Examine each line of the data. Copy those that contain the string "value".

Start of PROVIDED RECORDS

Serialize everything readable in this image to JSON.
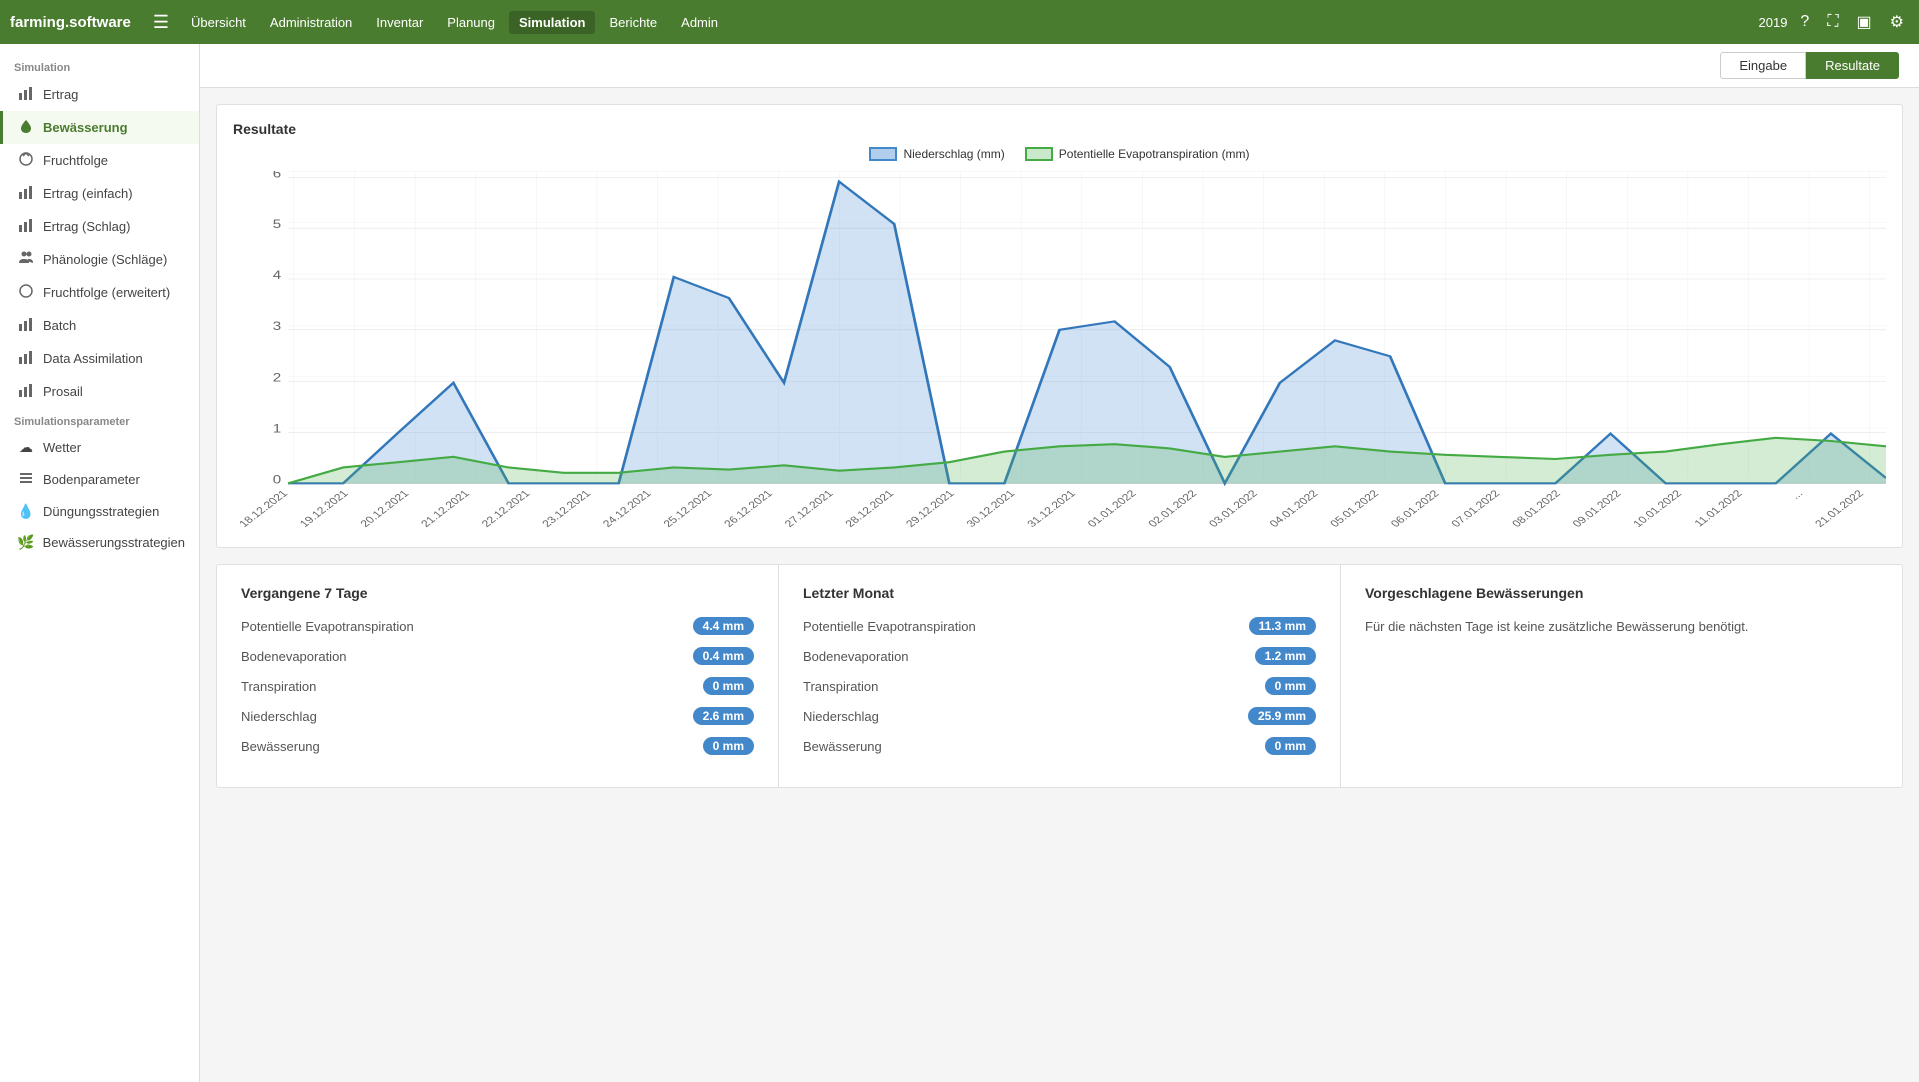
{
  "brand": "farming.software",
  "nav": {
    "year": "2019",
    "items": [
      {
        "label": "Übersicht",
        "active": false
      },
      {
        "label": "Administration",
        "active": false
      },
      {
        "label": "Inventar",
        "active": false
      },
      {
        "label": "Planung",
        "active": false
      },
      {
        "label": "Simulation",
        "active": true
      },
      {
        "label": "Berichte",
        "active": false
      },
      {
        "label": "Admin",
        "active": false
      }
    ]
  },
  "sidebar": {
    "section1": "Simulation",
    "items": [
      {
        "label": "Ertrag",
        "icon": "📊",
        "active": false
      },
      {
        "label": "Bewässerung",
        "icon": "💧",
        "active": true
      },
      {
        "label": "Fruchtfolge",
        "icon": "🔄",
        "active": false
      },
      {
        "label": "Ertrag (einfach)",
        "icon": "📊",
        "active": false
      },
      {
        "label": "Ertrag (Schlag)",
        "icon": "📊",
        "active": false
      },
      {
        "label": "Phänologie (Schläge)",
        "icon": "👥",
        "active": false
      },
      {
        "label": "Fruchtfolge (erweitert)",
        "icon": "🔄",
        "active": false
      },
      {
        "label": "Batch",
        "icon": "📊",
        "active": false
      },
      {
        "label": "Data Assimilation",
        "icon": "📊",
        "active": false
      },
      {
        "label": "Prosail",
        "icon": "📊",
        "active": false
      }
    ],
    "section2": "Simulationsparameter",
    "items2": [
      {
        "label": "Wetter",
        "icon": "☁️",
        "active": false
      },
      {
        "label": "Bodenparameter",
        "icon": "📋",
        "active": false
      },
      {
        "label": "Düngungsstrategien",
        "icon": "💧",
        "active": false
      },
      {
        "label": "Bewässerungsstrategien",
        "icon": "🌿",
        "active": false
      }
    ]
  },
  "tabs": {
    "eingabe": "Eingabe",
    "resultate": "Resultate"
  },
  "chart": {
    "title": "Resultate",
    "legend_blue": "Niederschlag (mm)",
    "legend_green": "Potentielle Evapotranspiration (mm)"
  },
  "stats": {
    "panel1": {
      "title": "Vergangene 7 Tage",
      "rows": [
        {
          "label": "Potentielle Evapotranspiration",
          "value": "4.4 mm"
        },
        {
          "label": "Bodenevaporation",
          "value": "0.4 mm"
        },
        {
          "label": "Transpiration",
          "value": "0 mm"
        },
        {
          "label": "Niederschlag",
          "value": "2.6 mm"
        },
        {
          "label": "Bewässerung",
          "value": "0 mm"
        }
      ]
    },
    "panel2": {
      "title": "Letzter Monat",
      "rows": [
        {
          "label": "Potentielle Evapotranspiration",
          "value": "11.3 mm"
        },
        {
          "label": "Bodenevaporation",
          "value": "1.2 mm"
        },
        {
          "label": "Transpiration",
          "value": "0 mm"
        },
        {
          "label": "Niederschlag",
          "value": "25.9 mm"
        },
        {
          "label": "Bewässerung",
          "value": "0 mm"
        }
      ]
    },
    "panel3": {
      "title": "Vorgeschlagene Bewässerungen",
      "text": "Für die nächsten Tage ist keine zusätzliche Bewässerung benötigt."
    }
  }
}
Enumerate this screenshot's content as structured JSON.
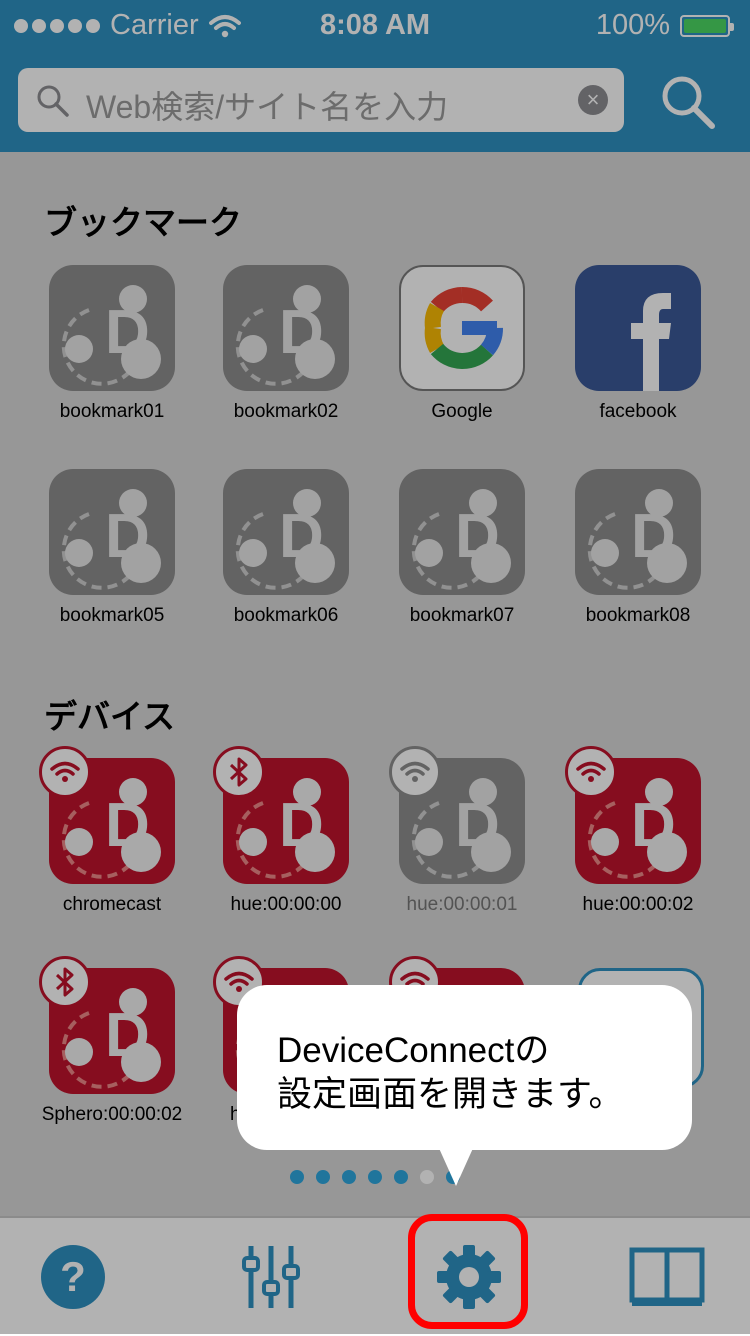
{
  "status_bar": {
    "carrier": "Carrier",
    "time": "8:08 AM",
    "battery": "100%"
  },
  "search": {
    "placeholder": "Web検索/サイト名を入力"
  },
  "bookmarks": {
    "title": "ブックマーク",
    "items": [
      {
        "label": "bookmark01"
      },
      {
        "label": "bookmark02"
      },
      {
        "label": "Google"
      },
      {
        "label": "facebook"
      },
      {
        "label": "bookmark05"
      },
      {
        "label": "bookmark06"
      },
      {
        "label": "bookmark07"
      },
      {
        "label": "bookmark08"
      }
    ]
  },
  "devices": {
    "title": "デバイス",
    "items": [
      {
        "label": "chromecast",
        "badge": "wifi-icon"
      },
      {
        "label": "hue:00:00:00",
        "badge": "bluetooth-icon"
      },
      {
        "label": "hue:00:00:01",
        "badge": "wifi-icon"
      },
      {
        "label": "hue:00:00:02",
        "badge": "wifi-icon"
      },
      {
        "label": "Sphero:00:00:02",
        "badge": "bluetooth-icon"
      },
      {
        "label": "h",
        "badge": "wifi-icon"
      },
      {
        "label": "",
        "badge": "wifi-icon"
      }
    ]
  },
  "callout": {
    "line1": "DeviceConnectの",
    "line2": "設定画面を開きます。"
  },
  "pager": {
    "count": 7,
    "current": 6
  },
  "tabs": [
    {
      "name": "help",
      "icon": "help-icon"
    },
    {
      "name": "settings-sliders",
      "icon": "sliders-icon"
    },
    {
      "name": "device-settings",
      "icon": "gear-icon"
    },
    {
      "name": "bookmarks",
      "icon": "book-icon"
    }
  ],
  "colors": {
    "accent": "#2f91c2",
    "device_red": "#c0142d",
    "highlight": "#ff0000"
  }
}
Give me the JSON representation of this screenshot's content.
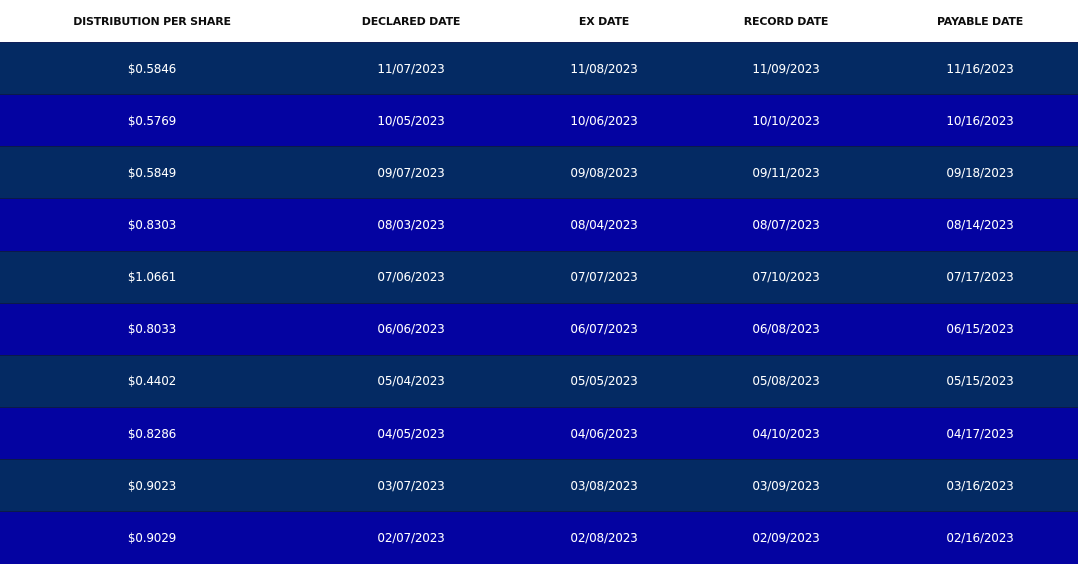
{
  "colors": {
    "header_bg": "#ffffff",
    "header_text": "#0d0d0d",
    "row_dark": "#042a63",
    "row_blue": "#0403a1",
    "cell_text": "#ffffff"
  },
  "table": {
    "headers": {
      "distribution": "DISTRIBUTION PER SHARE",
      "declared": "DECLARED DATE",
      "ex": "EX DATE",
      "record": "RECORD DATE",
      "payable": "PAYABLE DATE"
    },
    "rows": [
      {
        "distribution": "$0.5846",
        "declared": "11/07/2023",
        "ex": "11/08/2023",
        "record": "11/09/2023",
        "payable": "11/16/2023"
      },
      {
        "distribution": "$0.5769",
        "declared": "10/05/2023",
        "ex": "10/06/2023",
        "record": "10/10/2023",
        "payable": "10/16/2023"
      },
      {
        "distribution": "$0.5849",
        "declared": "09/07/2023",
        "ex": "09/08/2023",
        "record": "09/11/2023",
        "payable": "09/18/2023"
      },
      {
        "distribution": "$0.8303",
        "declared": "08/03/2023",
        "ex": "08/04/2023",
        "record": "08/07/2023",
        "payable": "08/14/2023"
      },
      {
        "distribution": "$1.0661",
        "declared": "07/06/2023",
        "ex": "07/07/2023",
        "record": "07/10/2023",
        "payable": "07/17/2023"
      },
      {
        "distribution": "$0.8033",
        "declared": "06/06/2023",
        "ex": "06/07/2023",
        "record": "06/08/2023",
        "payable": "06/15/2023"
      },
      {
        "distribution": "$0.4402",
        "declared": "05/04/2023",
        "ex": "05/05/2023",
        "record": "05/08/2023",
        "payable": "05/15/2023"
      },
      {
        "distribution": "$0.8286",
        "declared": "04/05/2023",
        "ex": "04/06/2023",
        "record": "04/10/2023",
        "payable": "04/17/2023"
      },
      {
        "distribution": "$0.9023",
        "declared": "03/07/2023",
        "ex": "03/08/2023",
        "record": "03/09/2023",
        "payable": "03/16/2023"
      },
      {
        "distribution": "$0.9029",
        "declared": "02/07/2023",
        "ex": "02/08/2023",
        "record": "02/09/2023",
        "payable": "02/16/2023"
      }
    ]
  }
}
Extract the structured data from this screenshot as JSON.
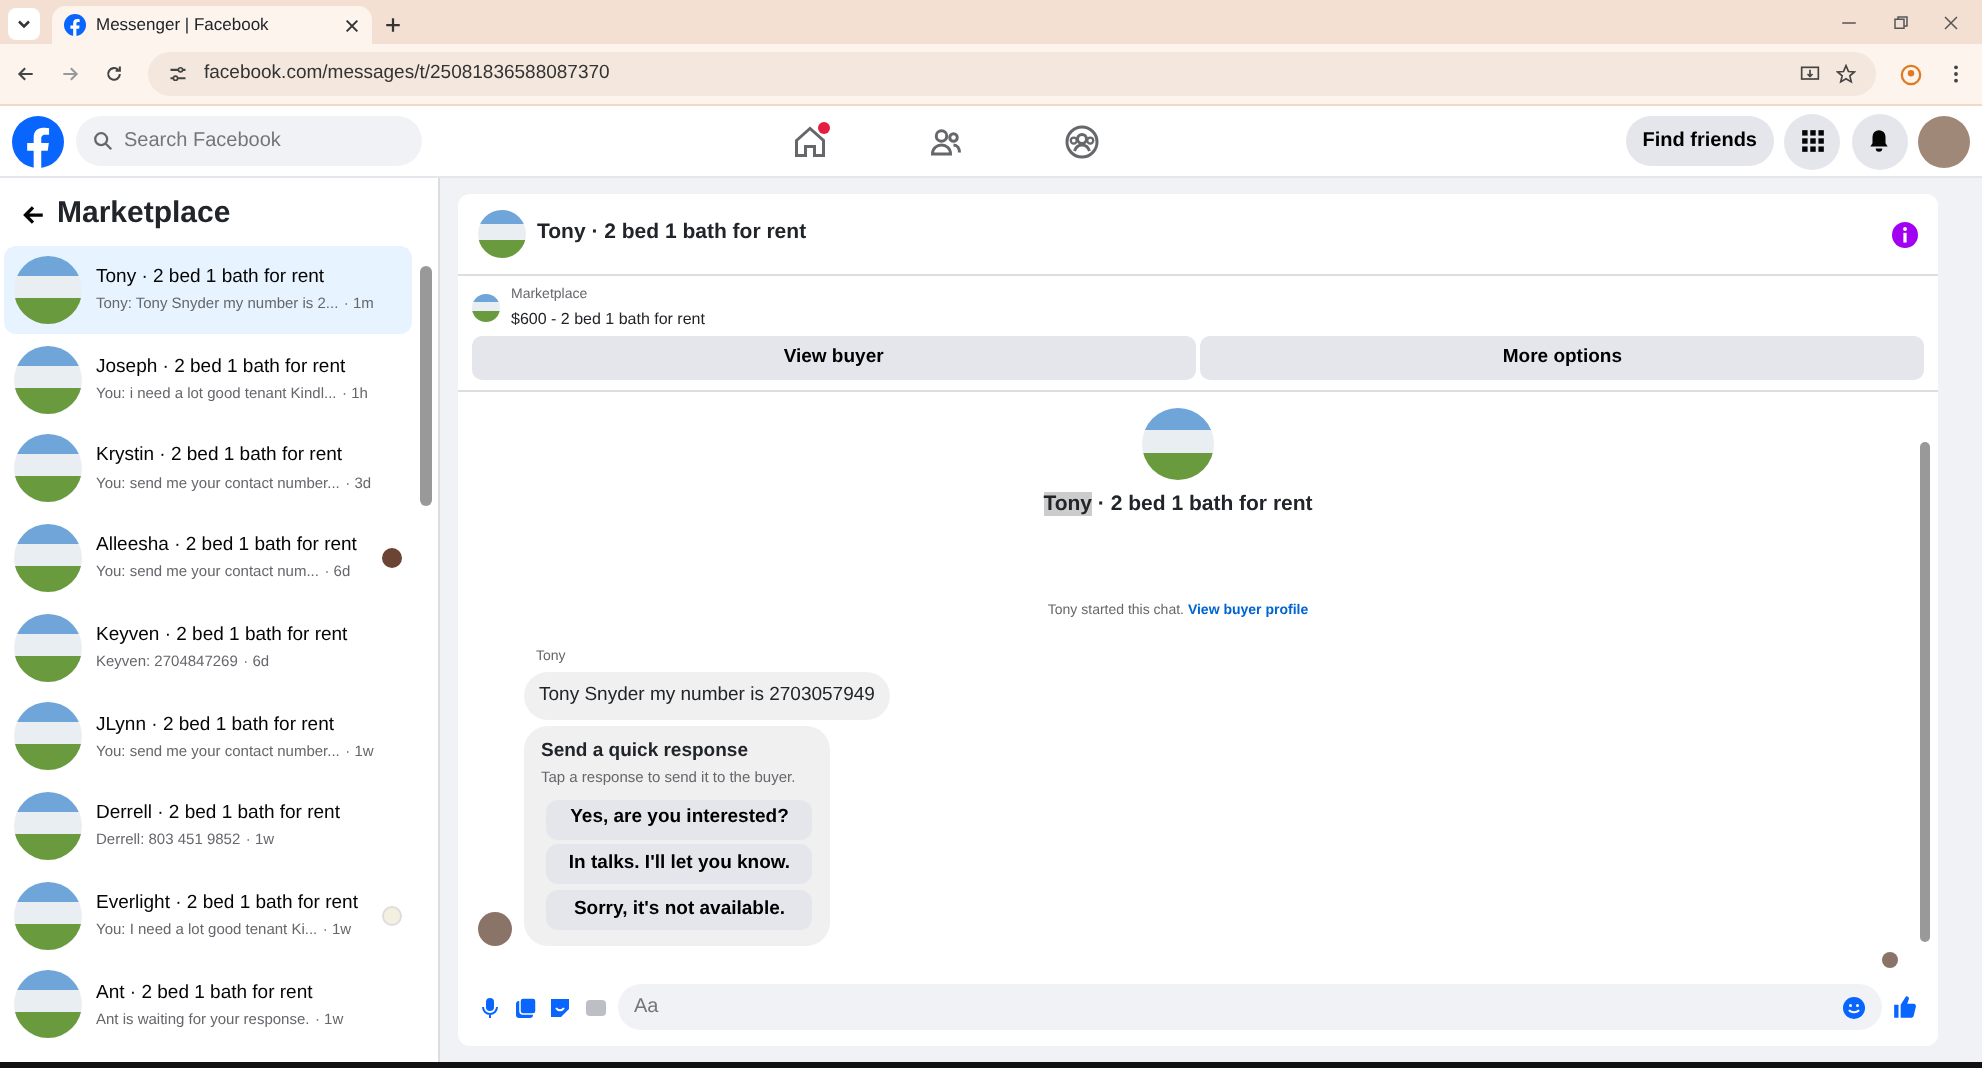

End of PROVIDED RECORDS

RESULT FOR THIS EXERCISE
          "value": "4.4 mm"
          "value": "0.4 mm"
          "value": "0 mm"
          "value": "2.6 mm"
          "value": "0 mm"
          "value": "11.3 mm"
          "value": "1.2 mm"
          "value": "0 mm"
          "value": "25.9 mm"
          "value": "0 mm"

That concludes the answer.